Flooding now biggest concern

29 April 2019 | Africa

Flooding began on Sunday in parts of northern Mozambique that were hit by Cyclone Kenneth three days ago. The government has urged many people to immediately seek higher ground, with hundreds of thousands of people at risk.

Authorities have said at least five people died after the storm arrived Thursday evening with the force of a Category 4 hurricane, stunning residents of a region where a cyclone had not been recorded in the modern era. Kenneth came just six weeks after Cyclone Idai ripped into central Mozambique and killed more than 600 people.

The remnants of Kenneth could dump twice as much rain as Idai did, the UN World Food Programme has said. It was the flooding after Idai that caused most of the deaths.

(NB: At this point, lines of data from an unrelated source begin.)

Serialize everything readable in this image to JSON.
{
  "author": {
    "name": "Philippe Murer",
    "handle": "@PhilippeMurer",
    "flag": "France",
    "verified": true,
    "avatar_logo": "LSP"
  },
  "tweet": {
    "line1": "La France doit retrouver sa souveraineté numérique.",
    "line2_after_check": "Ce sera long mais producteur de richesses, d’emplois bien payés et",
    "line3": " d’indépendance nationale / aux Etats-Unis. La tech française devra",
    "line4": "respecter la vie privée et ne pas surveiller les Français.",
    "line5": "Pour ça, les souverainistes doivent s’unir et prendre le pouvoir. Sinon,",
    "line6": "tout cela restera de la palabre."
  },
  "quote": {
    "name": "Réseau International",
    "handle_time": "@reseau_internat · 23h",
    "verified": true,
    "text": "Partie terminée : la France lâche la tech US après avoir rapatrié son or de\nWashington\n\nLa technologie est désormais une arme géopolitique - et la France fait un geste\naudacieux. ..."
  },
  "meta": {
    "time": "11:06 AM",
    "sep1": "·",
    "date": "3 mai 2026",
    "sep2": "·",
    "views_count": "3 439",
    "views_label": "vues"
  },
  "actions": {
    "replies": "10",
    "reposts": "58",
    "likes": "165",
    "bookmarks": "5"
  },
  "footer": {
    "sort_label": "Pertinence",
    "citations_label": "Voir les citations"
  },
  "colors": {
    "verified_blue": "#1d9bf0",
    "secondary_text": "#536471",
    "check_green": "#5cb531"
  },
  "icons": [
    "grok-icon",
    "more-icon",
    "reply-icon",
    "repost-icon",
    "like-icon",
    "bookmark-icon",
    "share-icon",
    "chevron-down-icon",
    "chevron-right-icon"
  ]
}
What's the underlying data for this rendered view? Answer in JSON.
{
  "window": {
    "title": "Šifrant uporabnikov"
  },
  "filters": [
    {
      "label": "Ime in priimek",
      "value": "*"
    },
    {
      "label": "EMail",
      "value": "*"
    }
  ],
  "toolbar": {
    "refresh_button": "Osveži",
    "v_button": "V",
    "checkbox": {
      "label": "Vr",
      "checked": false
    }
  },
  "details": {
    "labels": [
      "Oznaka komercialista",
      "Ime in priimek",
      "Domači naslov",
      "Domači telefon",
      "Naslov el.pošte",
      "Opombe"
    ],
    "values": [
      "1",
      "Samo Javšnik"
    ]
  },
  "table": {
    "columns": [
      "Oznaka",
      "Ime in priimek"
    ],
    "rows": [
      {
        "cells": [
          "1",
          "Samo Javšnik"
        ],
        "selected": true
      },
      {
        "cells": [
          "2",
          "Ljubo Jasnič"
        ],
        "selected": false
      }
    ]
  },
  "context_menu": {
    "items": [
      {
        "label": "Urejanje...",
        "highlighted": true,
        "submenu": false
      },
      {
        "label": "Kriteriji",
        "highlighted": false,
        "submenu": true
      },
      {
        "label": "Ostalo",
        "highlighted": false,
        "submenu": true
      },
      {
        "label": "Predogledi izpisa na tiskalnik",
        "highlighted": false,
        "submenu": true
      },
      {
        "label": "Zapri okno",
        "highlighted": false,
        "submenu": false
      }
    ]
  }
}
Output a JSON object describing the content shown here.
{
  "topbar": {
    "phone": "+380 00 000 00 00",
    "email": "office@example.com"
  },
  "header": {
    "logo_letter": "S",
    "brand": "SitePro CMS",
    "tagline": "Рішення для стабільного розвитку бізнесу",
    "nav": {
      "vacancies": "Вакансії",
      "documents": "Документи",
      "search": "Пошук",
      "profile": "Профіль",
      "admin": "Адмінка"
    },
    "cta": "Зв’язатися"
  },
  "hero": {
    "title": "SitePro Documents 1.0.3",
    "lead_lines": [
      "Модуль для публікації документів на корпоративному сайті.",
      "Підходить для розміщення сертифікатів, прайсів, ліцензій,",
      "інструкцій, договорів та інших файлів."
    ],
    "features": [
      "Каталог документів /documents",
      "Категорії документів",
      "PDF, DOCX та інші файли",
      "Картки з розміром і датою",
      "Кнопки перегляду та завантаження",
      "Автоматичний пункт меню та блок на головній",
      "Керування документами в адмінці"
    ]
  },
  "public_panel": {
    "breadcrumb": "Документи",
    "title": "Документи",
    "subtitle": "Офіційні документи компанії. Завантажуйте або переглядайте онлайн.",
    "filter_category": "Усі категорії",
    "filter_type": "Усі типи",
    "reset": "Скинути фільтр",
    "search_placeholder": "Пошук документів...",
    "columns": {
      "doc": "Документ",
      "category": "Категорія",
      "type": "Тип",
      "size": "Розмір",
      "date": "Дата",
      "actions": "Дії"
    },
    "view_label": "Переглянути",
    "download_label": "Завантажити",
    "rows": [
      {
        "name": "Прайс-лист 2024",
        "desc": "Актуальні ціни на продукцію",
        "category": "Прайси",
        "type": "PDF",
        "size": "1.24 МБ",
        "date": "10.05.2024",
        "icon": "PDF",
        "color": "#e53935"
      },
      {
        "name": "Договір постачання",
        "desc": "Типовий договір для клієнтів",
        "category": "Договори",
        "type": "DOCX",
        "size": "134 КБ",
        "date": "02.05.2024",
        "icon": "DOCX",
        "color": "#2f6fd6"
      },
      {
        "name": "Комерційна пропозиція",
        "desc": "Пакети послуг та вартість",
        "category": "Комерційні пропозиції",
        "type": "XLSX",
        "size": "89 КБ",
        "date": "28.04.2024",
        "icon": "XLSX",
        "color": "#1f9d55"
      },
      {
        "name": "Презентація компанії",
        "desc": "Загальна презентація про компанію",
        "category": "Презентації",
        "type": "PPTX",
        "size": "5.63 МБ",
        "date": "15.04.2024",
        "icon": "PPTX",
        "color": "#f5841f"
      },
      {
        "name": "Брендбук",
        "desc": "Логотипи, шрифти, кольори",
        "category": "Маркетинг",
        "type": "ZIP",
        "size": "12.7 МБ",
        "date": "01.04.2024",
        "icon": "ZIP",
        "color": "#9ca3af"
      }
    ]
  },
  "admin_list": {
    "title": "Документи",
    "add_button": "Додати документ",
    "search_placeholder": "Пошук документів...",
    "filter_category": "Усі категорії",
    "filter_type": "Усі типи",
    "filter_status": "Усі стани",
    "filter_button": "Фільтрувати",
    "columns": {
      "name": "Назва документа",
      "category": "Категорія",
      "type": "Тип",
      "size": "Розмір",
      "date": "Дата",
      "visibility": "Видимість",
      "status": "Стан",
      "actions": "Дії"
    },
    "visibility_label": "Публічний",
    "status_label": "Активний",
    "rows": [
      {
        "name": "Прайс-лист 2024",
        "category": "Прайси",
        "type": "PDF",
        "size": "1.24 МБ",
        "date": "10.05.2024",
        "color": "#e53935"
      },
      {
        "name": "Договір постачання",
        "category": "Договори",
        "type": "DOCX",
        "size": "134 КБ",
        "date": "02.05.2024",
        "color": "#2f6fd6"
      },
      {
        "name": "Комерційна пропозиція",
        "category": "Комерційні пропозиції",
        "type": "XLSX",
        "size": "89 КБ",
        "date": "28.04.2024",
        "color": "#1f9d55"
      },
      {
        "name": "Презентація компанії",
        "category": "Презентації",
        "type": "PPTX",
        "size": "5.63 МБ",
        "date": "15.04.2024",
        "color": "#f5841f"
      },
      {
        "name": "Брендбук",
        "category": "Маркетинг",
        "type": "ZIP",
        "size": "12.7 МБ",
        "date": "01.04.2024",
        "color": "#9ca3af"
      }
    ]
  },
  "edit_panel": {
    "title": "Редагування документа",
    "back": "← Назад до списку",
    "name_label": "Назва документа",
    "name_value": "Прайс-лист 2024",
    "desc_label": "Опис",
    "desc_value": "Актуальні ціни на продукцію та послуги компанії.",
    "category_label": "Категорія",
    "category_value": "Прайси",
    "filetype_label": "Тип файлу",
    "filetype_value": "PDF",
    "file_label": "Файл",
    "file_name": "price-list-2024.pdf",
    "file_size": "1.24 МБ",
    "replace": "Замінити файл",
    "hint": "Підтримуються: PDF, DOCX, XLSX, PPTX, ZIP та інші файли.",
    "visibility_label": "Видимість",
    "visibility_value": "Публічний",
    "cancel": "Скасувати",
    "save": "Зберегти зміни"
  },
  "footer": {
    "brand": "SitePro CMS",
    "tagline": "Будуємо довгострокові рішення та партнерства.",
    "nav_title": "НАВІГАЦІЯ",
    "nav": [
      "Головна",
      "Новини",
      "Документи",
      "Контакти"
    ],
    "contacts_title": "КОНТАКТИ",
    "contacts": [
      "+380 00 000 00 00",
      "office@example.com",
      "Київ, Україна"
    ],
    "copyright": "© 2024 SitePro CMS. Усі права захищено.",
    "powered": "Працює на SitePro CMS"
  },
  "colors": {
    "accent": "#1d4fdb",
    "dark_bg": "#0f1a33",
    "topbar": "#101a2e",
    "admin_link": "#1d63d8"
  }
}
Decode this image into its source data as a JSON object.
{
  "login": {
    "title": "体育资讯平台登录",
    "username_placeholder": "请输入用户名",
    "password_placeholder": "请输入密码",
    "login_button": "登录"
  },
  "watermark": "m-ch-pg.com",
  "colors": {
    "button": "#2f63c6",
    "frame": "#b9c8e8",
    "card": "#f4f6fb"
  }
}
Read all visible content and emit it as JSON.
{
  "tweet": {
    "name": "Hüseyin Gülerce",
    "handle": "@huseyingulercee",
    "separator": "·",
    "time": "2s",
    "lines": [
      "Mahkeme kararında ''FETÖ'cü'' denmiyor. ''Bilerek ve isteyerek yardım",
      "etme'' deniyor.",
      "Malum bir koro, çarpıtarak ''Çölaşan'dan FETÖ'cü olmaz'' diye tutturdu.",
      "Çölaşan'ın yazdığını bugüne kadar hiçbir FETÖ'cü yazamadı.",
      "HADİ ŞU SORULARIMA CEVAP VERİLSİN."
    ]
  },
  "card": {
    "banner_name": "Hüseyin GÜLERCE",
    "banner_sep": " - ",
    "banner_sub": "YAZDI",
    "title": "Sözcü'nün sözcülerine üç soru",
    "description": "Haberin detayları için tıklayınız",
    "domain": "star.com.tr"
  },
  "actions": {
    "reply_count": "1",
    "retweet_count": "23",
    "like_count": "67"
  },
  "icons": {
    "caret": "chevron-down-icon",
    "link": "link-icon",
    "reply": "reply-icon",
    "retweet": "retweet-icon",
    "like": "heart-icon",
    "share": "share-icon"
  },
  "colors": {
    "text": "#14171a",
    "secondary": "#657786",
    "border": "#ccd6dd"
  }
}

Heavy rain was falling in the main city of Pemba, which had lost power. As much as 250 millimetres of torrential rain, or about a quarter of the average annual rainfall for the region, is forecast over the next few days.

Nearly 700 000 people could be at risk in the largely rural region, many left exposed and hungry as waters rise. Some rivers in the region have burst their banks in the past, notably in 2000.

With streets nearly deserted in Pemba, a few braved the pouring rain. One woman held a plastic dish over her head, negotiating a flooded street.

“I have never seen such rains in my life, this doesn't happen in Pemba. The storms we sometimes have, but such rains, never,” said a 35-year old resident, Michael Fernando.

Aerial photos taken on Saturday showed several coastal communities flattened by the storm in Mozambique's northernmost Cabo Delgado province. “Not a single house is standing anymore,” Saviano Abreu, a spokesman with the UN humanitarian agency, told reporters after the aerial assessment.

With many houses built of mud, wooden poles and metal roofs destroyed, families have begun wading through rising waters to what they hope are safer areas or huddling under impromptu shelters.

This was the first time in recorded history that the southern African nation has been hit by two cyclones in one season, again raising concerns about climate change.

The International Federation of Red Cross and Red Crescent Societies has reported heavy damage to Cabo Delgado province, with the communities of Macomia, Quissanga and Mocimboa da Praia of highest concern.

About 3 500 homes in parts of Cabo Delgado were partially or fully destroyed by the cyclone, with electricity cut, some roads blocked and at least one key bridge collapsed. Some schools and health centres were damaged.

NAMPA/AP